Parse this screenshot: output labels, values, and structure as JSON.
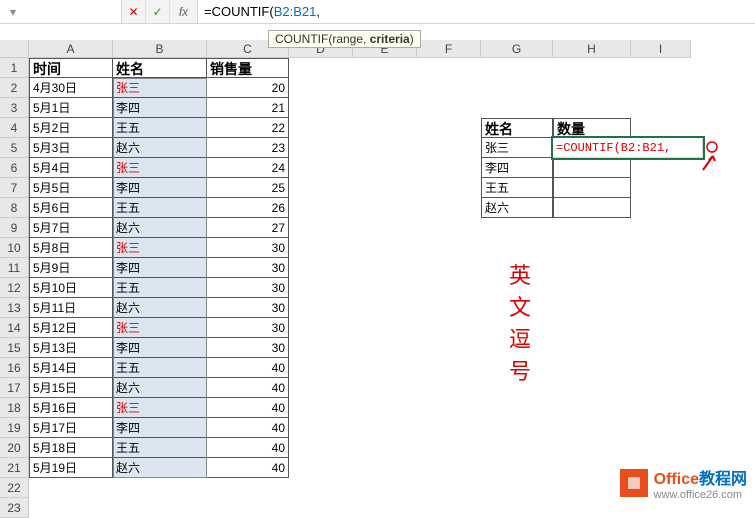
{
  "formula_bar": {
    "name_box": "",
    "fx": "fx",
    "formula_prefix": "=COUNTIF(",
    "formula_ref": "B2:B21",
    "formula_suffix": ",",
    "hint_prefix": "COUNTIF(range, ",
    "hint_bold": "criteria",
    "hint_suffix": ")"
  },
  "columns": [
    "A",
    "B",
    "C",
    "D",
    "E",
    "F",
    "G",
    "H",
    "I"
  ],
  "row_count": 23,
  "headers": {
    "time": "时间",
    "name": "姓名",
    "sales": "销售量"
  },
  "data_rows": [
    {
      "t": "4月30日",
      "n": "张三",
      "s": 20,
      "red": true
    },
    {
      "t": "5月1日",
      "n": "李四",
      "s": 21,
      "red": false
    },
    {
      "t": "5月2日",
      "n": "王五",
      "s": 22,
      "red": false
    },
    {
      "t": "5月3日",
      "n": "赵六",
      "s": 23,
      "red": false
    },
    {
      "t": "5月4日",
      "n": "张三",
      "s": 24,
      "red": true
    },
    {
      "t": "5月5日",
      "n": "李四",
      "s": 25,
      "red": false
    },
    {
      "t": "5月6日",
      "n": "王五",
      "s": 26,
      "red": false
    },
    {
      "t": "5月7日",
      "n": "赵六",
      "s": 27,
      "red": false
    },
    {
      "t": "5月8日",
      "n": "张三",
      "s": 30,
      "red": true
    },
    {
      "t": "5月9日",
      "n": "李四",
      "s": 30,
      "red": false
    },
    {
      "t": "5月10日",
      "n": "王五",
      "s": 30,
      "red": false
    },
    {
      "t": "5月11日",
      "n": "赵六",
      "s": 30,
      "red": false
    },
    {
      "t": "5月12日",
      "n": "张三",
      "s": 30,
      "red": true
    },
    {
      "t": "5月13日",
      "n": "李四",
      "s": 30,
      "red": false
    },
    {
      "t": "5月14日",
      "n": "王五",
      "s": 40,
      "red": false
    },
    {
      "t": "5月15日",
      "n": "赵六",
      "s": 40,
      "red": false
    },
    {
      "t": "5月16日",
      "n": "张三",
      "s": 40,
      "red": true
    },
    {
      "t": "5月17日",
      "n": "李四",
      "s": 40,
      "red": false
    },
    {
      "t": "5月18日",
      "n": "王五",
      "s": 40,
      "red": false
    },
    {
      "t": "5月19日",
      "n": "赵六",
      "s": 40,
      "red": false
    }
  ],
  "summary": {
    "hdr_name": "姓名",
    "hdr_qty": "数量",
    "rows": [
      "张三",
      "李四",
      "王五",
      "赵六"
    ],
    "editing_formula": "=COUNTIF(B2:B21,"
  },
  "annotation": "英文逗号",
  "logo": {
    "brand1": "Office",
    "brand2": "教程网",
    "url": "www.office26.com"
  }
}
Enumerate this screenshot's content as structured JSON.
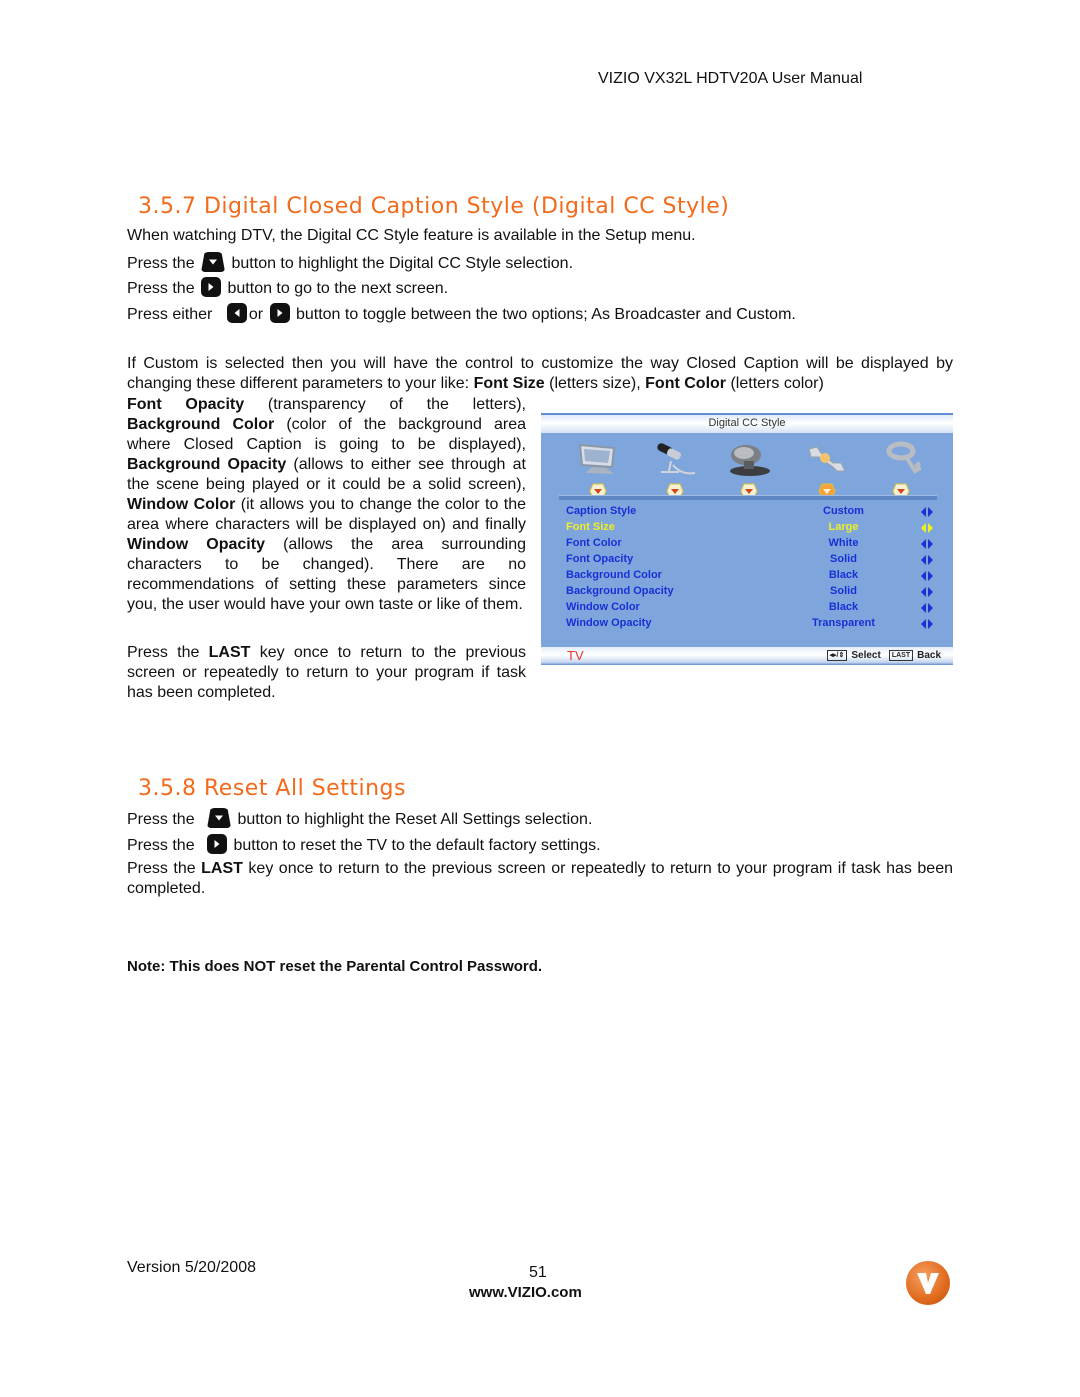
{
  "header": {
    "title": "VIZIO VX32L HDTV20A User Manual"
  },
  "section_357": {
    "number": "3.5.7",
    "title": "Digital Closed Caption Style (Digital CC Style)",
    "intro": "When watching DTV, the Digital CC Style feature is available in the Setup menu.",
    "step1_pre": "Press the",
    "step1_post": "button to highlight the Digital CC Style selection.",
    "step2_pre": "Press the",
    "step2_post": "button to go to the next screen.",
    "step3_pre": "Press either",
    "step3_mid": "or",
    "step3_post": "button to toggle between the two options; As Broadcaster and Custom.",
    "custom_para": {
      "t1": "If Custom is selected then you will have the control to customize the way Closed Caption will be displayed by changing these different parameters to your like: ",
      "b1": "Font Size",
      "t2": " (letters size), ",
      "b2": "Font Color",
      "t3": " (letters color)",
      "b3": "Font Opacity",
      "t4": " (transparency of the letters), ",
      "b4": "Background Color",
      "t5": " (color of the background area where Closed Caption is going to be displayed), ",
      "b5": "Background Opacity",
      "t6": " (allows to either see through at the scene being played or it could be a solid screen), ",
      "b6": "Window Color",
      "t7": " (it allows you to change the color to the area where characters will be displayed on) and finally ",
      "b7": "Window Opacity",
      "t8": " (allows the area surrounding characters to be changed). There are no recommendations of setting these parameters since you, the user would have your own taste or like of them."
    },
    "last_para": {
      "t1": "Press the ",
      "b1": "LAST",
      "t2": " key once to return to the previous screen or repeatedly to return to your program if task has been completed."
    }
  },
  "osd": {
    "title": "Digital CC Style",
    "icons": [
      "tv-picture-icon",
      "microphone-audio-icon",
      "satellite-dish-icon",
      "wrench-setup-icon",
      "key-parental-icon"
    ],
    "selected_icon_index": 3,
    "rows": [
      {
        "label": "Caption Style",
        "value": "Custom",
        "highlighted": false
      },
      {
        "label": "Font Size",
        "value": "Large",
        "highlighted": true
      },
      {
        "label": "Font Color",
        "value": "White",
        "highlighted": false
      },
      {
        "label": "Font Opacity",
        "value": "Solid",
        "highlighted": false
      },
      {
        "label": "Background Color",
        "value": "Black",
        "highlighted": false
      },
      {
        "label": "Background Opacity",
        "value": "Solid",
        "highlighted": false
      },
      {
        "label": "Window Color",
        "value": "Black",
        "highlighted": false
      },
      {
        "label": "Window Opacity",
        "value": "Transparent",
        "highlighted": false
      }
    ],
    "footer_source": "TV",
    "footer_nav_key": "◂▸/⇕",
    "footer_select": "Select",
    "footer_last_key": "LAST",
    "footer_back": "Back",
    "colors": {
      "background": "#7ea6dc",
      "text": "#1a2fd6",
      "highlight": "#f0ef22",
      "source": "#e5352a"
    }
  },
  "section_358": {
    "number": "3.5.8",
    "title": "Reset All Settings",
    "step1_pre": "Press the",
    "step1_post": "button to highlight the Reset All Settings selection.",
    "step2_pre": "Press the",
    "step2_post": "button to reset the TV to the default factory settings.",
    "last_t1": "Press the ",
    "last_b1": "LAST",
    "last_t2": " key once to return to the previous screen or repeatedly to return to your program if task has been completed.",
    "note": "Note: This does NOT reset the Parental Control Password."
  },
  "footer": {
    "version": "Version 5/20/2008",
    "page": "51",
    "url": "www.VIZIO.com"
  },
  "colors": {
    "heading": "#f26a1b"
  }
}
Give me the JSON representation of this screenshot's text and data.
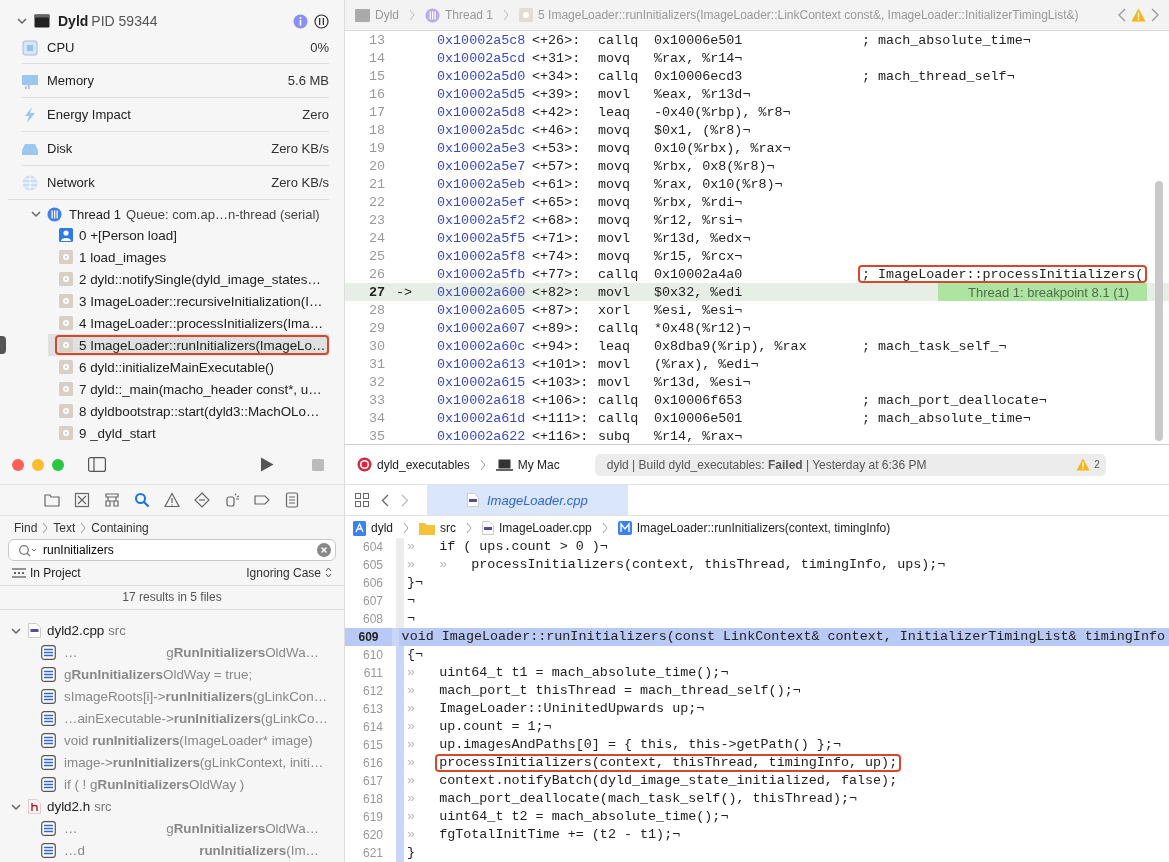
{
  "debug_navigator": {
    "process": {
      "name": "Dyld",
      "pid": "PID 59344",
      "expanded": true
    },
    "gauges": [
      {
        "kind": "cpu",
        "label": "CPU",
        "value": "0%"
      },
      {
        "kind": "memory",
        "label": "Memory",
        "value": "5.6 MB"
      },
      {
        "kind": "energy",
        "label": "Energy Impact",
        "value": "Zero"
      },
      {
        "kind": "disk",
        "label": "Disk",
        "value": "Zero KB/s"
      },
      {
        "kind": "network",
        "label": "Network",
        "value": "Zero KB/s"
      }
    ],
    "thread": {
      "name": "Thread 1",
      "queue": "Queue: com.ap…n-thread (serial)",
      "expanded": true,
      "frames": [
        {
          "label": "0 +[Person load]",
          "kind": "user",
          "selected": false,
          "outlined": false
        },
        {
          "label": "1 load_images",
          "kind": "system",
          "selected": false,
          "outlined": false
        },
        {
          "label": "2 dyld::notifySingle(dyld_image_states…",
          "kind": "system",
          "selected": false,
          "outlined": false
        },
        {
          "label": "3 ImageLoader::recursiveInitialization(I…",
          "kind": "system",
          "selected": false,
          "outlined": false
        },
        {
          "label": "4 ImageLoader::processInitializers(Ima…",
          "kind": "system",
          "selected": false,
          "outlined": false
        },
        {
          "label": "5 ImageLoader::runInitializers(ImageLo…",
          "kind": "system",
          "selected": true,
          "outlined": true
        },
        {
          "label": "6 dyld::initializeMainExecutable()",
          "kind": "system",
          "selected": false,
          "outlined": false
        },
        {
          "label": "7 dyld::_main(macho_header const*, u…",
          "kind": "system",
          "selected": false,
          "outlined": false
        },
        {
          "label": "8 dyldbootstrap::start(dyld3::MachOLo…",
          "kind": "system",
          "selected": false,
          "outlined": false
        },
        {
          "label": "9 _dyld_start",
          "kind": "system",
          "selected": false,
          "outlined": false
        }
      ]
    }
  },
  "disassembly": {
    "jump_bar": [
      {
        "kind": "app",
        "label": "Dyld"
      },
      {
        "kind": "thread",
        "label": "Thread 1"
      },
      {
        "kind": "frame",
        "label": "5 ImageLoader::runInitializers(ImageLoader::LinkContext const&, ImageLoader::InitializerTimingList&)"
      }
    ],
    "lines": [
      {
        "n": "13",
        "addr": "0x10002a5c8",
        "off": "<+26>:",
        "op": "callq",
        "args": "0x10006e501",
        "comment": "; mach_absolute_time¬",
        "current": false,
        "outlined": false
      },
      {
        "n": "14",
        "addr": "0x10002a5cd",
        "off": "<+31>:",
        "op": "movq",
        "args": "%rax, %r14¬",
        "current": false,
        "outlined": false
      },
      {
        "n": "15",
        "addr": "0x10002a5d0",
        "off": "<+34>:",
        "op": "callq",
        "args": "0x10006ecd3",
        "comment": "; mach_thread_self¬",
        "current": false,
        "outlined": false
      },
      {
        "n": "16",
        "addr": "0x10002a5d5",
        "off": "<+39>:",
        "op": "movl",
        "args": "%eax, %r13d¬",
        "current": false,
        "outlined": false
      },
      {
        "n": "17",
        "addr": "0x10002a5d8",
        "off": "<+42>:",
        "op": "leaq",
        "args": "-0x40(%rbp), %r8¬",
        "current": false,
        "outlined": false
      },
      {
        "n": "18",
        "addr": "0x10002a5dc",
        "off": "<+46>:",
        "op": "movq",
        "args": "$0x1, (%r8)¬",
        "current": false,
        "outlined": false
      },
      {
        "n": "19",
        "addr": "0x10002a5e3",
        "off": "<+53>:",
        "op": "movq",
        "args": "0x10(%rbx), %rax¬",
        "current": false,
        "outlined": false
      },
      {
        "n": "20",
        "addr": "0x10002a5e7",
        "off": "<+57>:",
        "op": "movq",
        "args": "%rbx, 0x8(%r8)¬",
        "current": false,
        "outlined": false
      },
      {
        "n": "21",
        "addr": "0x10002a5eb",
        "off": "<+61>:",
        "op": "movq",
        "args": "%rax, 0x10(%r8)¬",
        "current": false,
        "outlined": false
      },
      {
        "n": "22",
        "addr": "0x10002a5ef",
        "off": "<+65>:",
        "op": "movq",
        "args": "%rbx, %rdi¬",
        "current": false,
        "outlined": false
      },
      {
        "n": "23",
        "addr": "0x10002a5f2",
        "off": "<+68>:",
        "op": "movq",
        "args": "%r12, %rsi¬",
        "current": false,
        "outlined": false
      },
      {
        "n": "24",
        "addr": "0x10002a5f5",
        "off": "<+71>:",
        "op": "movl",
        "args": "%r13d, %edx¬",
        "current": false,
        "outlined": false
      },
      {
        "n": "25",
        "addr": "0x10002a5f8",
        "off": "<+74>:",
        "op": "movq",
        "args": "%r15, %rcx¬",
        "current": false,
        "outlined": false
      },
      {
        "n": "26",
        "addr": "0x10002a5fb",
        "off": "<+77>:",
        "op": "callq",
        "args": "0x10002a4a0",
        "comment": "; ImageLoader::processInitializers(",
        "current": false,
        "outlined": true
      },
      {
        "n": "27",
        "marker": "->",
        "addr": "0x10002a600",
        "off": "<+82>:",
        "op": "movl",
        "args": "$0x32, %edi",
        "annotation": "Thread 1: breakpoint 8.1 (1)",
        "current": true,
        "outlined": false
      },
      {
        "n": "28",
        "addr": "0x10002a605",
        "off": "<+87>:",
        "op": "xorl",
        "args": "%esi, %esi¬",
        "current": false,
        "outlined": false
      },
      {
        "n": "29",
        "addr": "0x10002a607",
        "off": "<+89>:",
        "op": "callq",
        "args": "*0x48(%r12)¬",
        "current": false,
        "outlined": false
      },
      {
        "n": "30",
        "addr": "0x10002a60c",
        "off": "<+94>:",
        "op": "leaq",
        "args": "0x8dba9(%rip), %rax",
        "comment": "; mach_task_self_¬",
        "current": false,
        "outlined": false
      },
      {
        "n": "31",
        "addr": "0x10002a613",
        "off": "<+101>:",
        "op": "movl",
        "args": "(%rax), %edi¬",
        "current": false,
        "outlined": false
      },
      {
        "n": "32",
        "addr": "0x10002a615",
        "off": "<+103>:",
        "op": "movl",
        "args": "%r13d, %esi¬",
        "current": false,
        "outlined": false
      },
      {
        "n": "33",
        "addr": "0x10002a618",
        "off": "<+106>:",
        "op": "callq",
        "args": "0x10006f653",
        "comment": "; mach_port_deallocate¬",
        "current": false,
        "outlined": false
      },
      {
        "n": "34",
        "addr": "0x10002a61d",
        "off": "<+111>:",
        "op": "callq",
        "args": "0x10006e501",
        "comment": "; mach_absolute_time¬",
        "current": false,
        "outlined": false
      },
      {
        "n": "35",
        "addr": "0x10002a622",
        "off": "<+116>:",
        "op": "subq",
        "args": "%r14, %rax¬",
        "current": false,
        "outlined": false
      }
    ]
  },
  "find_navigator": {
    "navigator_tabs": [
      {
        "kind": "folder",
        "selected": false
      },
      {
        "kind": "source-control",
        "selected": false
      },
      {
        "kind": "hierarchy",
        "selected": false
      },
      {
        "kind": "search",
        "selected": true
      },
      {
        "kind": "warning",
        "selected": false
      },
      {
        "kind": "test",
        "selected": false
      },
      {
        "kind": "debug",
        "selected": false
      },
      {
        "kind": "breakpoint",
        "selected": false
      },
      {
        "kind": "report",
        "selected": false
      }
    ],
    "breadcrumb": [
      "Find",
      "Text",
      "Containing"
    ],
    "search": {
      "value": "runInitializers"
    },
    "scope": "In Project",
    "matching": "Ignoring Case",
    "summary": "17 results in 5 files",
    "files": [
      {
        "name": "dyld2.cpp",
        "dir": "src",
        "kind": "cpp",
        "expanded": true,
        "results": [
          {
            "lead": "…",
            "text": "g**RunInitializers**OldWa…"
          },
          {
            "text": "g**RunInitializers**OldWay = true;"
          },
          {
            "text": "sImageRoots[i]->**runInitializers**(gLinkCon…"
          },
          {
            "text": "…ainExecutable->**runInitializers**(gLinkCo…"
          },
          {
            "text": "void **runInitializers**(ImageLoader* image)"
          },
          {
            "text": "image->**runInitializers**(gLinkContext, initi…"
          },
          {
            "text": "if ( ! g**RunInitializers**OldWay )"
          }
        ]
      },
      {
        "name": "dyld2.h",
        "dir": "src",
        "kind": "h",
        "expanded": true,
        "results": [
          {
            "lead": "…",
            "text": "g**RunInitializers**OldWa…"
          },
          {
            "lead": "…d",
            "text": "**runInitializers**(Im…"
          }
        ]
      }
    ]
  },
  "toolbar": {
    "scheme": "dyld_executables",
    "destination": "My Mac",
    "status": "dyld | Build dyld_executables: **Failed** | Yesterday at 6:36 PM",
    "warnings": "2"
  },
  "editor": {
    "tabs": [
      {
        "label": "ImageLoader.cpp",
        "selected": true
      }
    ],
    "jump_bar": [
      {
        "kind": "project",
        "label": "dyld"
      },
      {
        "kind": "folder",
        "label": "src"
      },
      {
        "kind": "file",
        "label": "ImageLoader.cpp"
      },
      {
        "kind": "method",
        "label": "ImageLoader::runInitializers(context, timingInfo)"
      }
    ],
    "lines": [
      {
        "n": "604",
        "indent": "»   ",
        "code": "if ( ups.count > 0 )¬",
        "selected": false,
        "scope": false,
        "outlined": false
      },
      {
        "n": "605",
        "indent": "»   »   ",
        "code": "processInitializers(context, thisThread, timingInfo, ups);¬",
        "selected": false,
        "scope": false,
        "outlined": false
      },
      {
        "n": "606",
        "code": "}¬",
        "selected": false,
        "scope": false,
        "outlined": false
      },
      {
        "n": "607",
        "code": "¬",
        "selected": false,
        "scope": false,
        "outlined": false
      },
      {
        "n": "608",
        "code": "¬",
        "selected": false,
        "scope": false,
        "outlined": false
      },
      {
        "n": "609",
        "code": "void ImageLoader::runInitializers(const LinkContext& context, InitializerTimingList& timingInfo",
        "selected": true,
        "scope": true,
        "outlined": false
      },
      {
        "n": "610",
        "code": "{¬",
        "selected": false,
        "scope": true,
        "outlined": false
      },
      {
        "n": "611",
        "indent": "»   ",
        "code": "uint64_t t1 = mach_absolute_time();¬",
        "selected": false,
        "scope": true,
        "outlined": false
      },
      {
        "n": "612",
        "indent": "»   ",
        "code": "mach_port_t thisThread = mach_thread_self();¬",
        "selected": false,
        "scope": true,
        "outlined": false
      },
      {
        "n": "613",
        "indent": "»   ",
        "code": "ImageLoader::UninitedUpwards up;¬",
        "selected": false,
        "scope": true,
        "outlined": false
      },
      {
        "n": "614",
        "indent": "»   ",
        "code": "up.count = 1;¬",
        "selected": false,
        "scope": true,
        "outlined": false
      },
      {
        "n": "615",
        "indent": "»   ",
        "code": "up.imagesAndPaths[0] = { this, this->getPath() };¬",
        "selected": false,
        "scope": true,
        "outlined": false
      },
      {
        "n": "616",
        "indent": "»   ",
        "code": "processInitializers(context, thisThread, timingInfo, up);",
        "selected": false,
        "scope": true,
        "outlined": true
      },
      {
        "n": "617",
        "indent": "»   ",
        "code": "context.notifyBatch(dyld_image_state_initialized, false);",
        "selected": false,
        "scope": true,
        "outlined": false
      },
      {
        "n": "618",
        "indent": "»   ",
        "code": "mach_port_deallocate(mach_task_self(), thisThread);¬",
        "selected": false,
        "scope": true,
        "outlined": false
      },
      {
        "n": "619",
        "indent": "»   ",
        "code": "uint64_t t2 = mach_absolute_time();¬",
        "selected": false,
        "scope": true,
        "outlined": false
      },
      {
        "n": "620",
        "indent": "»   ",
        "code": "fgTotalInitTime += (t2 - t1);¬",
        "selected": false,
        "scope": true,
        "outlined": false
      },
      {
        "n": "621",
        "code": "}",
        "selected": false,
        "scope": true,
        "outlined": false
      }
    ]
  }
}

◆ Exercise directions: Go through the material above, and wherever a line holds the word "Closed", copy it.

◆ Reply:
    "title": "Digital Closed Caption Style (Digital CC Style)",
      "t1": "If Custom is selected then you will have the control to customize the way Closed Caption will be displayed by changing these different parameters to your like: ",
      "t5": " (color of the background area where Closed Caption is going to be displayed), ",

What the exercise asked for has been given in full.